Hello, Kathy. I beg to differ. "The woman eats an apple in the park" makes "in the park" a prepositional phrase telling us how, or better, where the woman eats the apple. But the Turkish "Parktaki kadın" means "The woman (who is) in the park," so it seems to me that this should be part of the translation. I don't see the implication that every woman in the park (assuming there were more than one) must be eating an apple.
Which brings me to a loosely related point: Wouldn't it make more sense for the Turkish to use "yiyor"? Eating an apple (in the park) is something one does in the present moment.
Greetings, mamimi18. When we use "do" (or "does," or "did") in combination with another verb in English, that other verb stands in its infinitive form: "Does this imply ... ?" If the verb is standing by itself, then we conjugate it: "Yes, it implies ..."
To me, the Turkish sentence does not imply that the woman spends most of her time in the park, but only that she is in the park now. Was it the aorist verb "yer" (as opposed to "yiyor") that gave you the sense that she's there a lot?

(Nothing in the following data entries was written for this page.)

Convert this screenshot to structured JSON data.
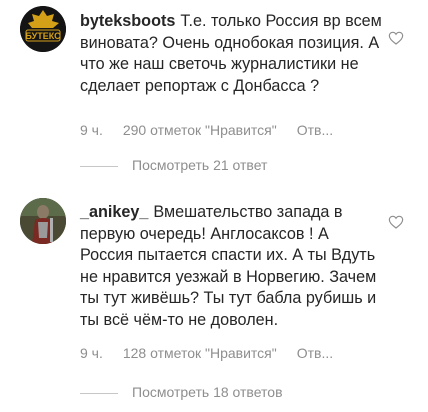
{
  "comments": [
    {
      "username": "byteksboots",
      "text": "Т.е. только Россия вр всем виновата?  Очень однобокая позиция.  А что же наш светочь журналистики не сделает репортаж с Донбасса ?",
      "time": "9 ч.",
      "likes": "290 отметок \"Нравится\"",
      "reply": "Отв...",
      "view_replies": "Посмотреть 21 ответ",
      "avatar_text": "БУТЕКС",
      "avatar_icon": "byteks-logo-icon"
    },
    {
      "username": "_anikey_",
      "text": "Вмешательство запада в первую очередь! Англосаксов ! А Россия пытается спасти их. А ты Вдуть не нравится уезжай в Норвегию. Зачем ты тут живёшь? Ты тут бабла рубишь и ты всё чём-то не доволен.",
      "time": "9 ч.",
      "likes": "128 отметок \"Нравится\"",
      "reply": "Отв...",
      "view_replies": "Посмотреть 18 ответов",
      "avatar_icon": "knight-avatar-icon"
    }
  ],
  "colors": {
    "text": "#262626",
    "secondary": "#8e8e8e",
    "avatar_bg": "#1a1a1a",
    "logo_gold": "#d4a017"
  },
  "icons": [
    "heart-icon"
  ]
}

As to whether this is a "specific" woman, I would say yes, because both "Parktaki kadın" and "The woman" signal to me that we are focusing on one woman, namely, the one who's eating an apple. Did I understand your question correctly?